Sensitive and Selective Determination of Phenolic Compounds from Aromatic Plants Using an Electrochemical Detection Coupled with HPLC Method
Phenolic compounds contained in essential oils from plants are responsible for their anti-oxidant capacity. The natural extract from each aromatic plant is characterised by a typical ratio of phenolic components, so each one of the essential oils shows different properties.
The development of a simple reversed-phase high-performance liquid chromatographic (RP-HPLC) method for the determination of phenolic compounds from aromatic plants using spectrophotometric detection with a diode-array and electrochemical detection with amperometric and coulometric detectors.
Chromatographic conditions are optimised to separate vanillin, eugenol, thymol and carvacrol using spectrophotometric detection. Acetonitrile and methanol are studied as mobile-phase organic modifiers. The hydrodynamic curves are obtained for both electrochemical detection modes and the principal values of merit are calculated. The proposed methodology is applied to determine the four analytes in real samples.
The shortest elution times and the highest electrochemical signals are achieved using 65% methanol solution in 0.1 mol/L acetic acid–acetate buffer as the mobile phase. Potential values of 0.925 V for amperometric detection and 0.500 V for coulometric detection are chosen as working potentials. The limits of detection (LOD) for the compounds studied ranged between 9.7–17 µg/L and 0.81–3.1 µg/L in amperometric and coulometric detection modes, respectively. In general, the obtained LODs are better than those previously reported.

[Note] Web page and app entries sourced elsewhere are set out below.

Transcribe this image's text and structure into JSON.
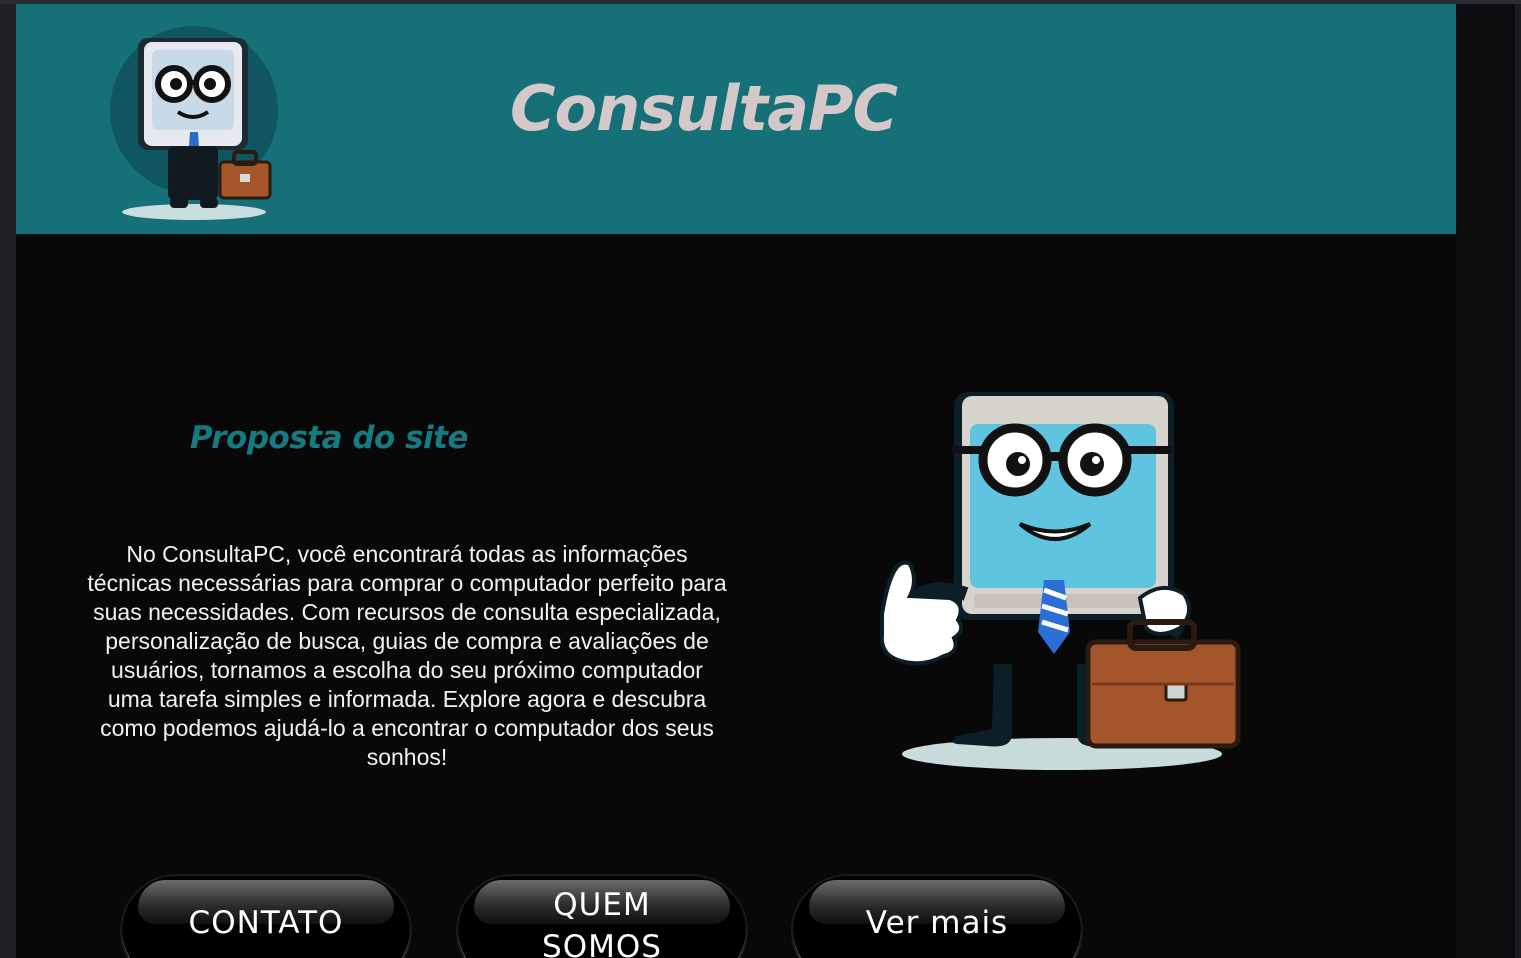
{
  "header": {
    "brand": "ConsultaPC",
    "logo_icon": "computer-mascot-icon"
  },
  "proposta": {
    "title": "Proposta do site",
    "text": "No ConsultaPC, você encontrará todas as informações técnicas necessárias para comprar o computador perfeito para suas necessidades. Com recursos de consulta especializada, personalização de busca, guias de compra e avaliações de usuários, tornamos a escolha do seu próximo computador uma tarefa simples e informada. Explore agora e descubra como podemos ajudá-lo a encontrar o computador dos seus sonhos!"
  },
  "mascot_icon": "computer-mascot-thumbs-up-icon",
  "buttons": {
    "contato": "CONTATO",
    "quem_somos_line1": "QUEM",
    "quem_somos_line2": "SOMOS",
    "ver_mais": "Ver mais"
  },
  "colors": {
    "header_bg": "#157077",
    "brand_text": "#d4c8c8",
    "section_title": "#177a82",
    "page_bg": "#080808"
  }
}
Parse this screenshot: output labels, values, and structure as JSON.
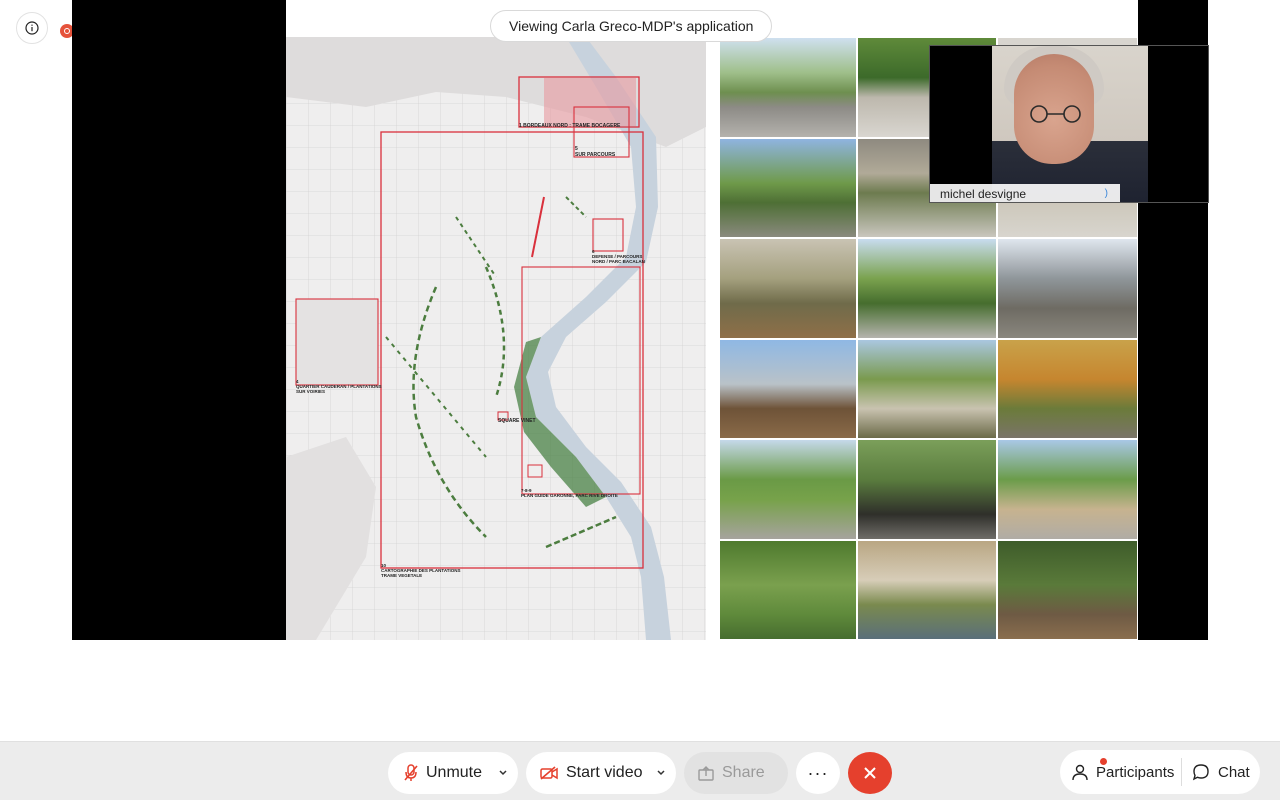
{
  "banner": {
    "text": "Viewing Carla Greco-MDP's application"
  },
  "video": {
    "participant_name": "michel desvigne"
  },
  "map": {
    "labels": {
      "l1": "1",
      "l1_text": "BORDEAUX NORD : TRAME BOCAGERE",
      "l5": "5",
      "l5_text": "SUR PARCOURS",
      "l6": "6",
      "l6_text": "DEFENSE / PARCOURS NORD / PARC BACALAN",
      "l4": "4",
      "l4_text": "QUARTIER CAUDERAN / PLANTATIONS SUR VOIRIES",
      "lsq": "SQUARE VINET",
      "l789": "7-8-9",
      "l789_text": "PLAN GUIDE GARONNE, PARC RIVE DROITE",
      "l10": "10",
      "l10_text": "CARTOGRAPHIE DES PLANTATIONS",
      "l10_sub": "TRAME VEGETALE"
    }
  },
  "toolbar": {
    "unmute_label": "Unmute",
    "start_video_label": "Start video",
    "share_label": "Share",
    "more_label": "···",
    "participants_label": "Participants",
    "chat_label": "Chat"
  },
  "colors": {
    "end_call": "#e5402d",
    "accent_red": "#e5533b",
    "map_red": "#d9303c"
  },
  "icons": [
    "info-icon",
    "recording-icon",
    "mic-muted-icon",
    "video-off-icon",
    "share-icon",
    "chevron-down-icon",
    "close-icon",
    "participants-icon",
    "chat-icon"
  ]
}
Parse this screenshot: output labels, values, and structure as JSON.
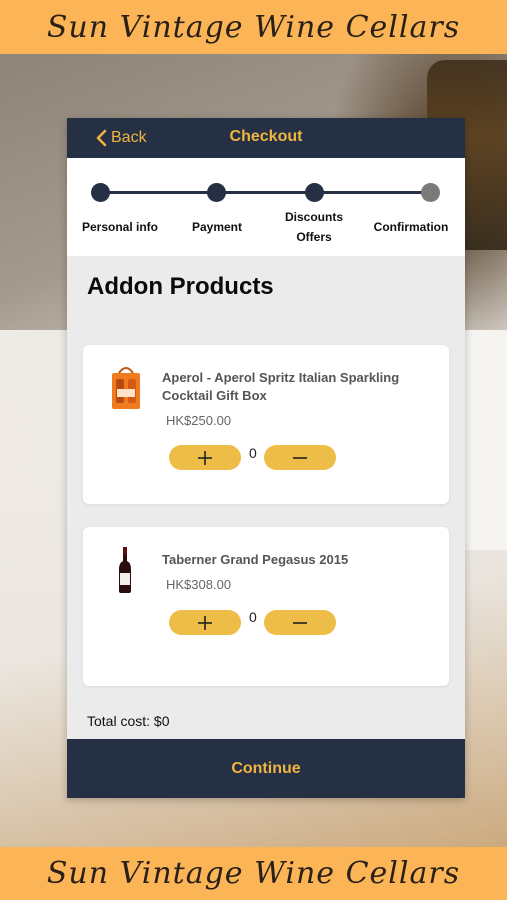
{
  "banner": {
    "top_text": "Sun Vintage Wine Cellars",
    "bottom_text": "Sun Vintage Wine Cellars"
  },
  "nav": {
    "back_label": "Back",
    "title": "Checkout"
  },
  "steps": [
    {
      "label": "Personal info",
      "state": "done"
    },
    {
      "label": "Payment",
      "state": "done"
    },
    {
      "label": "Discounts",
      "label2": "Offers",
      "state": "current"
    },
    {
      "label": "Confirmation",
      "state": "pending"
    }
  ],
  "section_title": "Addon Products",
  "products": [
    {
      "name": "Aperol - Aperol Spritz Italian Sparkling Cocktail Gift Box",
      "price": "HK$250.00",
      "quantity": "0",
      "image": "aperol-gift-box-image"
    },
    {
      "name": "Taberner Grand Pegasus 2015",
      "price": "HK$308.00",
      "quantity": "0",
      "image": "wine-bottle-image"
    }
  ],
  "total_label": "Total cost: $0",
  "continue_label": "Continue",
  "colors": {
    "navy": "#253044",
    "gold": "#f0b540",
    "button_gold": "#eebd47",
    "banner": "#fbb557"
  }
}
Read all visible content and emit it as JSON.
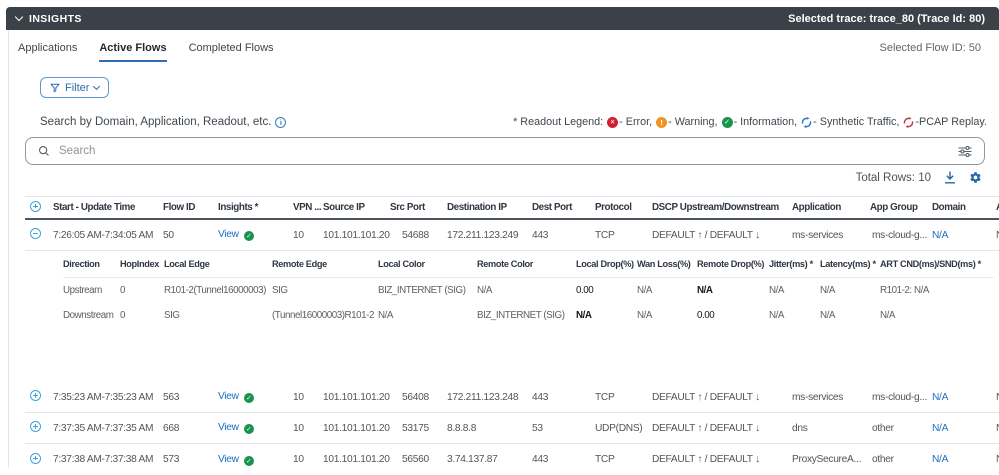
{
  "topbar": {
    "title": "INSIGHTS",
    "selected_trace": "Selected trace: trace_80 (Trace Id: 80)"
  },
  "tabs": {
    "applications": "Applications",
    "active_flows": "Active Flows",
    "completed_flows": "Completed Flows",
    "selected_flow_id": "Selected Flow ID: 50"
  },
  "toolbar": {
    "filter_label": "Filter"
  },
  "search": {
    "hint": "Search by Domain, Application, Readout, etc.",
    "placeholder": "Search"
  },
  "legend": {
    "prefix": "* Readout Legend:",
    "items": [
      {
        "name": "error",
        "label": "- Error,"
      },
      {
        "name": "warning",
        "label": "- Warning,"
      },
      {
        "name": "information",
        "label": "- Information,"
      },
      {
        "name": "synthetic-traffic",
        "label": "- Synthetic Traffic,"
      },
      {
        "name": "pcap-replay",
        "label": "-PCAP Replay."
      }
    ]
  },
  "summary": {
    "total_rows_label": "Total Rows: 10"
  },
  "table": {
    "columns": {
      "time": "Start - Update Time",
      "flow_id": "Flow ID",
      "insights": "Insights *",
      "vpn": "VPN ...",
      "source_ip": "Source IP",
      "src_port": "Src Port",
      "dest_ip": "Destination IP",
      "dest_port": "Dest Port",
      "protocol": "Protocol",
      "dscp": "DSCP Upstream/Downstream",
      "application": "Application",
      "app_group": "App Group",
      "domain": "Domain",
      "clipped": "A"
    },
    "rows": [
      {
        "time": "7:26:05 AM-7:34:05 AM",
        "flow_id": "50",
        "insights_label": "View",
        "vpn": "10",
        "source_ip": "101.101.101.20",
        "src_port": "54688",
        "dest_ip": "172.211.123.249",
        "dest_port": "443",
        "protocol": "TCP",
        "dscp": "DEFAULT ↑ / DEFAULT ↓",
        "application": "ms-services",
        "app_group": "ms-cloud-g...",
        "domain": "N/A",
        "clipped": "N"
      },
      {
        "time": "7:35:23 AM-7:35:23 AM",
        "flow_id": "563",
        "insights_label": "View",
        "vpn": "10",
        "source_ip": "101.101.101.20",
        "src_port": "56408",
        "dest_ip": "172.211.123.248",
        "dest_port": "443",
        "protocol": "TCP",
        "dscp": "DEFAULT ↑ / DEFAULT ↓",
        "application": "ms-services",
        "app_group": "ms-cloud-g...",
        "domain": "N/A",
        "clipped": "N"
      },
      {
        "time": "7:37:35 AM-7:37:35 AM",
        "flow_id": "668",
        "insights_label": "View",
        "vpn": "10",
        "source_ip": "101.101.101.20",
        "src_port": "53175",
        "dest_ip": "8.8.8.8",
        "dest_port": "53",
        "protocol": "UDP(DNS)",
        "dscp": "DEFAULT ↑ / DEFAULT ↓",
        "application": "dns",
        "app_group": "other",
        "domain": "N/A",
        "clipped": "N"
      },
      {
        "time": "7:37:38 AM-7:37:38 AM",
        "flow_id": "573",
        "insights_label": "View",
        "vpn": "10",
        "source_ip": "101.101.101.20",
        "src_port": "56560",
        "dest_ip": "3.74.137.87",
        "dest_port": "443",
        "protocol": "TCP",
        "dscp": "DEFAULT ↑ / DEFAULT ↓",
        "application": "ProxySecureA...",
        "app_group": "other",
        "domain": "N/A",
        "clipped": "N"
      }
    ],
    "expanded": {
      "columns": {
        "direction": "Direction",
        "hop_index": "HopIndex",
        "local_edge": "Local Edge",
        "remote_edge": "Remote Edge",
        "local_color": "Local Color",
        "remote_color": "Remote Color",
        "local_drop": "Local Drop(%)",
        "wan_loss": "Wan Loss(%)",
        "remote_drop": "Remote Drop(%)",
        "jitter": "Jitter(ms) *",
        "latency": "Latency(ms) *",
        "art": "ART CND(ms)/SND(ms) *"
      },
      "rows": [
        {
          "direction": "Upstream",
          "hop_index": "0",
          "local_edge": "R101-2(Tunnel16000003)",
          "remote_edge": "SIG",
          "local_color": "BIZ_INTERNET (SIG)",
          "remote_color": "N/A",
          "local_drop": "0.00",
          "wan_loss": "N/A",
          "remote_drop": "N/A",
          "jitter": "N/A",
          "latency": "N/A",
          "art": "R101-2: N/A"
        },
        {
          "direction": "Downstream",
          "hop_index": "0",
          "local_edge": "SIG",
          "remote_edge": "(Tunnel16000003)R101-2",
          "local_color": "N/A",
          "remote_color": "BIZ_INTERNET (SIG)",
          "local_drop": "N/A",
          "wan_loss": "N/A",
          "remote_drop": "0.00",
          "jitter": "N/A",
          "latency": "N/A",
          "art": "N/A"
        }
      ]
    }
  },
  "colors": {
    "accent_blue": "#1b6ec2",
    "dark_bar": "#3a4149",
    "success_green": "#18944f",
    "error_red": "#d02030",
    "warning_orange": "#ee9420",
    "pcap_red": "#b93e53",
    "expand_icon_blue": "#3ea4da"
  }
}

The low LODs obtained using coulometric detection make this methodology very competitive and adequate for quality control of these phenolic compounds in comparison with others, such as GC–MS, that are more expensive and complicated to use than the RP-HPLC method with coulometric detection. Copyright © 2014 John Wiley & Sons, Ltd.